Charlie Woolhead’s Macbeth and Liam Richards’s Banquo at first come across more like schoolteachers or office managers than top notch warriors but by the time Woolhead gets to “If it were done, when tis done…” he has warmed up. His handling of the soliloquies is particularly good – Macbeth’s unravelling sanity and his final defiance against the forces that have deceived him show us the man he must have been on the battlefield. The murder of Banquo is handled well, thanks to fight choreography from Tom Jordan, Sam Behan and Gwill Milton, but the slaughter of Macduff’s Mrs and sprogs is disappointing as they are herded off stage at gunpoint. I’m not (all that) bloodthirsty but we need to be shocked by butchery at this point to show us how low Macbeth will go.
Among the hard-working and competent company, a few stand out. Khari Moore’s Ross looks at home in this world and sets the right tone. It seems everyone gets to hug him – I start to feel left out! Brendan Stanley works hard to make the Porter scene funny – Shakespeare’s knock-knock jokes are barely comprehensible to today’s casual listener but Stanley gets more than a few laughs out of us. Matthew Cullane makes a strong impression as the Bleeding Captain, spouting exposition at the start, and also as the doctor later on. Leadbetter’s cast sound like they understand what they’re saying which is a great help to the audience.
Christopher Dover makes a strong Macduff, towering over the rest and his grief seems heartfelt. Liz Plumpton’s Malcolm speaks with clarity and in earnest but is perhaps a little too sure of herself.
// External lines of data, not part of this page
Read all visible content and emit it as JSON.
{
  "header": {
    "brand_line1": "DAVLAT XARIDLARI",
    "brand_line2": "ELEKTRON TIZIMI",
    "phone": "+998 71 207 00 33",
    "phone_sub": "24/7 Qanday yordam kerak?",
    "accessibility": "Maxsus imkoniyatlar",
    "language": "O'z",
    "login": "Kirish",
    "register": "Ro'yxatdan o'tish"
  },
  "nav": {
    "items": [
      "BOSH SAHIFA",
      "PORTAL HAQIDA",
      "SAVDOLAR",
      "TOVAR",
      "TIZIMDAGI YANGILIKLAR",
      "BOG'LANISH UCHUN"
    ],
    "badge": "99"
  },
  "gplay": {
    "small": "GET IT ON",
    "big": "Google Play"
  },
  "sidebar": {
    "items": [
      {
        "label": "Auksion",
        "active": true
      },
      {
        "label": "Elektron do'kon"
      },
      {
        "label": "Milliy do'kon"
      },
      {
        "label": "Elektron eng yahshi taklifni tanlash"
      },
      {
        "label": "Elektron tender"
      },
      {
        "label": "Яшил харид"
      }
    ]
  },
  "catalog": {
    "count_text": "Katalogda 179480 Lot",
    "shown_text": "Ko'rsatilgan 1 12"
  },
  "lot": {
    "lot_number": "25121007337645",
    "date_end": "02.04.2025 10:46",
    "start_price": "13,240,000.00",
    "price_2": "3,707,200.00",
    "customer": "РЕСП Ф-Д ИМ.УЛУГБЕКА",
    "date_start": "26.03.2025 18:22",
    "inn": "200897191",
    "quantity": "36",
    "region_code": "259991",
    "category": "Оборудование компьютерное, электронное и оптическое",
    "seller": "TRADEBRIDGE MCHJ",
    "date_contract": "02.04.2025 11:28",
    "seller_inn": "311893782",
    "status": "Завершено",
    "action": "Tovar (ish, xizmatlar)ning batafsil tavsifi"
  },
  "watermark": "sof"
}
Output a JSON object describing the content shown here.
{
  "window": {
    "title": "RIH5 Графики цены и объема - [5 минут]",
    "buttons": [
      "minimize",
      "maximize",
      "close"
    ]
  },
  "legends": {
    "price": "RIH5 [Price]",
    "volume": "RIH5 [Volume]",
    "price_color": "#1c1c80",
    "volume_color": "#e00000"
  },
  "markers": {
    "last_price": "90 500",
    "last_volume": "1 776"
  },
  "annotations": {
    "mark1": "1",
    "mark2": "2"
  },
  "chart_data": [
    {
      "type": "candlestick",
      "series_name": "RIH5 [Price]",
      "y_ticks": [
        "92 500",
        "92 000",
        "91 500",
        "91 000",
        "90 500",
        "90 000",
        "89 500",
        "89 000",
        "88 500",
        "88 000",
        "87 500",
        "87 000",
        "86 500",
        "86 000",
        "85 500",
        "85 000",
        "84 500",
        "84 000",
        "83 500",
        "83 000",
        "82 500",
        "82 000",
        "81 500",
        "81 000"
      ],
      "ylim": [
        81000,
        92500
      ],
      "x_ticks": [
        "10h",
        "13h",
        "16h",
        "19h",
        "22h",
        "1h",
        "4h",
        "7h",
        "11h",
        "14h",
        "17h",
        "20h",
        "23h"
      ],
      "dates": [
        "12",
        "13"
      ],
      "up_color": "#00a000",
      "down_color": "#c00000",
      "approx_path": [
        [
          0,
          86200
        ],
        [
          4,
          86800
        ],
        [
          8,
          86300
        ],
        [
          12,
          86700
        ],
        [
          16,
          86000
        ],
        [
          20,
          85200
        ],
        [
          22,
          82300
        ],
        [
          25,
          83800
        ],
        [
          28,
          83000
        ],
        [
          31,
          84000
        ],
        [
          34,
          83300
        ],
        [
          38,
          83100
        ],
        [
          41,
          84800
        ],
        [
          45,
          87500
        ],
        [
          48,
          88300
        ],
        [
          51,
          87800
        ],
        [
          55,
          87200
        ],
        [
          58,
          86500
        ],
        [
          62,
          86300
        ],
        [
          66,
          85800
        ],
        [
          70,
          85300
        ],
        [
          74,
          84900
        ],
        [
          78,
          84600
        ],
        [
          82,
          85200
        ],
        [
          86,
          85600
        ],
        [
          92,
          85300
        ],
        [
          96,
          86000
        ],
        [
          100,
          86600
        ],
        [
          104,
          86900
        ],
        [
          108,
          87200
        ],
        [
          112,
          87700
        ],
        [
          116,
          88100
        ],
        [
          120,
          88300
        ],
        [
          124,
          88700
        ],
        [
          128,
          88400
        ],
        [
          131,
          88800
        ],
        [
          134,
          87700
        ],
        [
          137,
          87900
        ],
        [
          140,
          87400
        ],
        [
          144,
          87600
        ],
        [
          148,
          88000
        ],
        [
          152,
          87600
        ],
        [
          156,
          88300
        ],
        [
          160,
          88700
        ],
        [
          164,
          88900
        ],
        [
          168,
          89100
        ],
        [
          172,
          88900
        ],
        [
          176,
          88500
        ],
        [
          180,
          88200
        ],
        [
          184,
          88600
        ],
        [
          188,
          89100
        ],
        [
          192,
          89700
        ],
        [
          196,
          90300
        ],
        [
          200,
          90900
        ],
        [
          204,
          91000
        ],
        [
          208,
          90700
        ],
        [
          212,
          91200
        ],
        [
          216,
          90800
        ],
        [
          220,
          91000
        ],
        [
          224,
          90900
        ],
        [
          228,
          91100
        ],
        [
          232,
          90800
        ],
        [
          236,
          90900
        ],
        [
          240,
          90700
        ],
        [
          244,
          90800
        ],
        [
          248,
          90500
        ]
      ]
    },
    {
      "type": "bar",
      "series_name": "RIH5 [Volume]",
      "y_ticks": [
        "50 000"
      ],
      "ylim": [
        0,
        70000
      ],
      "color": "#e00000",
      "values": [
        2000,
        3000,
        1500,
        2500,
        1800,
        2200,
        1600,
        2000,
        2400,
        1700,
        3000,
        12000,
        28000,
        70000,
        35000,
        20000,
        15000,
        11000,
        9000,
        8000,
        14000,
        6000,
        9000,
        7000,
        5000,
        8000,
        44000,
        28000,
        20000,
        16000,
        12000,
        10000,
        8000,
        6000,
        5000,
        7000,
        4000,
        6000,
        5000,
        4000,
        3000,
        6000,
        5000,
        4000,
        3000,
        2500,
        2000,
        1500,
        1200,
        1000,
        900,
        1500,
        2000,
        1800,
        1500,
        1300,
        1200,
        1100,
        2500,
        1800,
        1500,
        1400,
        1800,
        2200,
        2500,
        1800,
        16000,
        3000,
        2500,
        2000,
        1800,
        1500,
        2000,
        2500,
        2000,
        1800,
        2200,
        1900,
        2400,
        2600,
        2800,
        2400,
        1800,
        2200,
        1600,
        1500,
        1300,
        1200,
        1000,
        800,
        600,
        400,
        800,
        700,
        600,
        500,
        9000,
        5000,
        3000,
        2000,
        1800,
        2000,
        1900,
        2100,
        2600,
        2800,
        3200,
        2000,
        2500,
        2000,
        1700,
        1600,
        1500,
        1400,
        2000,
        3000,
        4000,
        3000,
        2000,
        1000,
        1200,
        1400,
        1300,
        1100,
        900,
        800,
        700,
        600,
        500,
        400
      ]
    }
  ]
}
I get the feeling she could sort out Macbeth with a stern telling-off.
Kevin Middleton’s lighting keeps things murky for the most part; the atmosphere is augmented by some eerie sound effects from Roger Cunningham, although I question a couple of choices for music cues: the witches’ dance seems at odds with the rest of the show.
Overall though, the production demonstrates that Shakespeare’s bloody thriller still has power to grip. Well worth seeing, the show weaves a spell of its own. The final image (SPOILER ALERT!!) of the witches and their familiars holding the traitor’s head and then looking directly at the audience packs a wallop.
A golden rule of theatre is if you have guns on stage, you better use them. I suppose in this Japanese-influence production, it’s merely a show gun… I’ll add another rule: the creepy laughter of children is more chilling if used sparingly.
You need hands… Charlie Woolhead as Macbeth (Photo: Graeme Braidwood)